Your output is one number, the count of lines in the listing below that hold the word "JSON".

[The input]
++++++++

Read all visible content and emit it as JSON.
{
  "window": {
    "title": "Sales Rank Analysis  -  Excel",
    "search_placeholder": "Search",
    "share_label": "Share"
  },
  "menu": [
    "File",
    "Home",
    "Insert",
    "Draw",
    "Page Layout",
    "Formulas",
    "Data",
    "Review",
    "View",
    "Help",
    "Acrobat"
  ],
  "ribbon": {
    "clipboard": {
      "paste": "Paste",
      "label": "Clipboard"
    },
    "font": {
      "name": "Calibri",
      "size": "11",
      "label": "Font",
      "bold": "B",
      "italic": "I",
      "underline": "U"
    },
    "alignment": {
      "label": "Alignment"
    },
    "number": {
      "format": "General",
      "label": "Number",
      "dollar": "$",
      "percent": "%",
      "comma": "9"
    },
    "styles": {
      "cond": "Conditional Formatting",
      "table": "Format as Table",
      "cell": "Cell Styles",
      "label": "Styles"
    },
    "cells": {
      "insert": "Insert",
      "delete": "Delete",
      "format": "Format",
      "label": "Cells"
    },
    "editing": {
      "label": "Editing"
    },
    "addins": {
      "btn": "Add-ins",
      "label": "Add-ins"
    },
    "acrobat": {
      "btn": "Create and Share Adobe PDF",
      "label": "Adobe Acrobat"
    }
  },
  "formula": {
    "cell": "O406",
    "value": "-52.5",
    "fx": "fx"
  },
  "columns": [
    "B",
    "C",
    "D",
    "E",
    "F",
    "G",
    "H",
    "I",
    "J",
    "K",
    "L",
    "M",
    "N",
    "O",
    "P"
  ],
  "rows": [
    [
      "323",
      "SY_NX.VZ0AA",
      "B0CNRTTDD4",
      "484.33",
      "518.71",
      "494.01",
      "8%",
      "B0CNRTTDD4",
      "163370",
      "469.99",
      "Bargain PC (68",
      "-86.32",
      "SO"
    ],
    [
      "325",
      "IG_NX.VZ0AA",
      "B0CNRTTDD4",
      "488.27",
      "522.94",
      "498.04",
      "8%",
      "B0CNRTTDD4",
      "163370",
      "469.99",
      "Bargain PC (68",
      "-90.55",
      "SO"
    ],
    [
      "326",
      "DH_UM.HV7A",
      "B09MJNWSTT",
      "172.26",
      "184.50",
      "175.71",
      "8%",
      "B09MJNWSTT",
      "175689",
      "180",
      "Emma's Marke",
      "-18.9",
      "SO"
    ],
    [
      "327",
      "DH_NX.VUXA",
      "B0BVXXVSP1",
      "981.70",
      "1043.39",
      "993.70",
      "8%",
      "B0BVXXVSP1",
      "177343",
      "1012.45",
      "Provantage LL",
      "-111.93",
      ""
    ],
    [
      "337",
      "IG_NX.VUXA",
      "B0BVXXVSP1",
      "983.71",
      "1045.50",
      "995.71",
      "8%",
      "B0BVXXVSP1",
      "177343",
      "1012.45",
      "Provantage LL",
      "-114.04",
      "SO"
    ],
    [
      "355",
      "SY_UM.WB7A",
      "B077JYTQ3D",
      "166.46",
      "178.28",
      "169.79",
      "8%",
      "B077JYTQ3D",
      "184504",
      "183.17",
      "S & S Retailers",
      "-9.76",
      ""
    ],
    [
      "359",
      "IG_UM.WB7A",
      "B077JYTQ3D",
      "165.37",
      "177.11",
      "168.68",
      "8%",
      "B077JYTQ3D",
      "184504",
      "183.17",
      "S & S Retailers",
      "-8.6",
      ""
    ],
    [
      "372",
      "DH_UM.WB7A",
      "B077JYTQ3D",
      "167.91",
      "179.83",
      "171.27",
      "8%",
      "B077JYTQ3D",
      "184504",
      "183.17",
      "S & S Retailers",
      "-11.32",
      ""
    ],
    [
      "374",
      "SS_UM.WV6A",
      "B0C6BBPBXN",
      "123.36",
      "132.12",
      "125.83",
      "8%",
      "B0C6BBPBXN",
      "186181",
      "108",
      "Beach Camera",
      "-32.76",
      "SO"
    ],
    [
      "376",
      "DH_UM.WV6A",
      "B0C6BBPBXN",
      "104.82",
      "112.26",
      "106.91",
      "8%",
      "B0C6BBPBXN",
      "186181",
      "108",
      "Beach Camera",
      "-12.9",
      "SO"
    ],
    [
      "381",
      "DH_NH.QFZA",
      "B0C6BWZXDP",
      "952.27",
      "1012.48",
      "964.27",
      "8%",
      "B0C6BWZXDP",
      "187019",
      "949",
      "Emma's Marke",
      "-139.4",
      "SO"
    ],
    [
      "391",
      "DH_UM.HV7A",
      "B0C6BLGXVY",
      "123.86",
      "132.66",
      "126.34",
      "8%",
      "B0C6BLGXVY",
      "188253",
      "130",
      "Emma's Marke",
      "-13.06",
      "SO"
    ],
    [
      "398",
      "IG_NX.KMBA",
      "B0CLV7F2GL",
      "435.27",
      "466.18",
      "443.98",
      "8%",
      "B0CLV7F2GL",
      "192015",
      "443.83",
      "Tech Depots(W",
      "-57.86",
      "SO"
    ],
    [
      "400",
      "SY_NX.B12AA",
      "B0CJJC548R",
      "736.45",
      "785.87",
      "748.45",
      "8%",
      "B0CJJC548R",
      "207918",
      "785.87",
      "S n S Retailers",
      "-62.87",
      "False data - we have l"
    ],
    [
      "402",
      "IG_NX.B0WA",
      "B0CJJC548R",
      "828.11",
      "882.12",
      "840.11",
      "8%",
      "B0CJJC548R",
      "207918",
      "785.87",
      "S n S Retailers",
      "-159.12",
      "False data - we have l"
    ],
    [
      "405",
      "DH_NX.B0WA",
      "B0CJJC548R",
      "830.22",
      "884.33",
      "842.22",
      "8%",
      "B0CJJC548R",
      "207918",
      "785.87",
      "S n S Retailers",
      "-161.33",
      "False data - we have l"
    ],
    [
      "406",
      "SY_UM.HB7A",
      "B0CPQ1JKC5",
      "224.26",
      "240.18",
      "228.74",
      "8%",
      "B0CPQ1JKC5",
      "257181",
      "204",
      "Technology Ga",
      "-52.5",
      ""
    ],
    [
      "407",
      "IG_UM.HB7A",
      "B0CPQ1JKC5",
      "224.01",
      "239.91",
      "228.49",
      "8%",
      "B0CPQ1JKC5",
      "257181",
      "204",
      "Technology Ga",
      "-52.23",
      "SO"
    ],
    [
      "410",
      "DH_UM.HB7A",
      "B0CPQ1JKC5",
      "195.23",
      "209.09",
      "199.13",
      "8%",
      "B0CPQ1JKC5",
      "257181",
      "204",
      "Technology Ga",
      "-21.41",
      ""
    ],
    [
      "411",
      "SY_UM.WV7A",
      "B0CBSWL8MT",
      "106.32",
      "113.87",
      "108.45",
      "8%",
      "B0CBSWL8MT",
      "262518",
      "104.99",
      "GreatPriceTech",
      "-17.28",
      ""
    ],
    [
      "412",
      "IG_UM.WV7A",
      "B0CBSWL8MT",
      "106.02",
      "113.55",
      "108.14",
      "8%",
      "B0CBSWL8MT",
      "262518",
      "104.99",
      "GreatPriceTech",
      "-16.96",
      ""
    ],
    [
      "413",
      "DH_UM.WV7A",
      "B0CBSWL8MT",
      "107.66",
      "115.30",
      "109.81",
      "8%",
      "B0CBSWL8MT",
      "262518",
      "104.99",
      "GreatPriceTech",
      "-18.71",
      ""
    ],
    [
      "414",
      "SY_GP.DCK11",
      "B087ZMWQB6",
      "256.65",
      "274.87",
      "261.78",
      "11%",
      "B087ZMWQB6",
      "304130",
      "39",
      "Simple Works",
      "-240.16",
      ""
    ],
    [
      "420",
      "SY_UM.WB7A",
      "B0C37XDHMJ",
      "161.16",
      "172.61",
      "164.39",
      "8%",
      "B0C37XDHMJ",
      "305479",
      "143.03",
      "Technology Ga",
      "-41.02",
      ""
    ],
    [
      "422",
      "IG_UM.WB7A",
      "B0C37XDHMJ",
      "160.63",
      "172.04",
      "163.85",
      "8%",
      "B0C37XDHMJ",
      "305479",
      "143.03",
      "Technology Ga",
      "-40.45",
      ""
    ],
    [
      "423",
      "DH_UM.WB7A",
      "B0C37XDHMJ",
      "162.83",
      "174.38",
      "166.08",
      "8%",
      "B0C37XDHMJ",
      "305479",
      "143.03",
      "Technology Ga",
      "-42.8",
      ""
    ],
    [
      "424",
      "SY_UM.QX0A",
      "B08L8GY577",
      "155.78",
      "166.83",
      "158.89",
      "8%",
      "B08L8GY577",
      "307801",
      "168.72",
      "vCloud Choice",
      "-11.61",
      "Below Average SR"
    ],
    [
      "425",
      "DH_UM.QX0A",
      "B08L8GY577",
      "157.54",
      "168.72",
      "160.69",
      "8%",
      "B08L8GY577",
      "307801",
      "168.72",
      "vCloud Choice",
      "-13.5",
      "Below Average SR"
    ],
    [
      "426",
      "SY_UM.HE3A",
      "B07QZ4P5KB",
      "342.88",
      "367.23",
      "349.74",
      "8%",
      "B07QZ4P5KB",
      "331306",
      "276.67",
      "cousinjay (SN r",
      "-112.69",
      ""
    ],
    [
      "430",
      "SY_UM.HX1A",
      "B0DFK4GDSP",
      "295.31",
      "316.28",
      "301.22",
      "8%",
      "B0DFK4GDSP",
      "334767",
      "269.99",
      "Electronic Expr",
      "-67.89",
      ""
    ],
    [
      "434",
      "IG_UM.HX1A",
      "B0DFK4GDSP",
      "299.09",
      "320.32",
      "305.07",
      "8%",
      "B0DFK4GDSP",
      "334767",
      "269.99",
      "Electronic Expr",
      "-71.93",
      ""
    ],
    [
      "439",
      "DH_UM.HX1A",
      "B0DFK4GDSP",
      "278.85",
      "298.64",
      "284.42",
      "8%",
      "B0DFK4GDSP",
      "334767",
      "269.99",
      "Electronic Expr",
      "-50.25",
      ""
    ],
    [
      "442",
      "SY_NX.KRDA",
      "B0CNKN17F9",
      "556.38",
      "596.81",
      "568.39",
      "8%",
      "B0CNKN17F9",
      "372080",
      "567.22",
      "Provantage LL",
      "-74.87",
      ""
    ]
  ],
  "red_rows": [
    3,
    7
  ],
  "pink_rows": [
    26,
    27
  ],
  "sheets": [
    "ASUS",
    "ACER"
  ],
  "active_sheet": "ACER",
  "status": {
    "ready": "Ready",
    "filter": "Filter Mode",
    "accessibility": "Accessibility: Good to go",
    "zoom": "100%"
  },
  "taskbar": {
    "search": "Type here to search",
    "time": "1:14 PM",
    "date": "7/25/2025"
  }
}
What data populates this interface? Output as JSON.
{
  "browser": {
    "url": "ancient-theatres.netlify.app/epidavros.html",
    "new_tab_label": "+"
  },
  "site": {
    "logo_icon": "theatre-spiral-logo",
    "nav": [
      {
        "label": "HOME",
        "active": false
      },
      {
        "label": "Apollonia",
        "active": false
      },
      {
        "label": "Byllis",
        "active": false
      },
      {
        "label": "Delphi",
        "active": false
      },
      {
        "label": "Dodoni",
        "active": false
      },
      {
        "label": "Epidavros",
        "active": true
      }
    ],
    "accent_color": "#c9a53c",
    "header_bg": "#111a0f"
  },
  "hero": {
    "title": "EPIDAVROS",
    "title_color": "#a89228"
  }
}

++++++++

[Output of the exercise] 2